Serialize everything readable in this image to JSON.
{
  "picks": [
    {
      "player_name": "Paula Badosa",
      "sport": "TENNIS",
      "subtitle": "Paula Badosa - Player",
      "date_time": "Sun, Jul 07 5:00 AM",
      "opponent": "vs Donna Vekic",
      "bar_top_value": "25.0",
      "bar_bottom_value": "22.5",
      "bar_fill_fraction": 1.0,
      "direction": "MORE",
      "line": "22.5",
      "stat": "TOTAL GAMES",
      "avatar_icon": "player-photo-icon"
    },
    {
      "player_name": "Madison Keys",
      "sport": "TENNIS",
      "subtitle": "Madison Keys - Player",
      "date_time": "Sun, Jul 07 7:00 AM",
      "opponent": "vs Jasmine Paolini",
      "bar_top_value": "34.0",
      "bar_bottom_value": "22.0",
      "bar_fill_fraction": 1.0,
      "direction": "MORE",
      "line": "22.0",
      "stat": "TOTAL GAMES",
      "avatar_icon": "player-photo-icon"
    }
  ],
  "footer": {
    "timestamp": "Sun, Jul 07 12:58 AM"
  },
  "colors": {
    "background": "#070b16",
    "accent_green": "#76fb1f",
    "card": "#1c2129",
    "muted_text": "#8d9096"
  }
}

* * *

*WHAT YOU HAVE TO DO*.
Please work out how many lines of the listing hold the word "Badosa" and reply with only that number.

*YOUR SOLUTION*.
2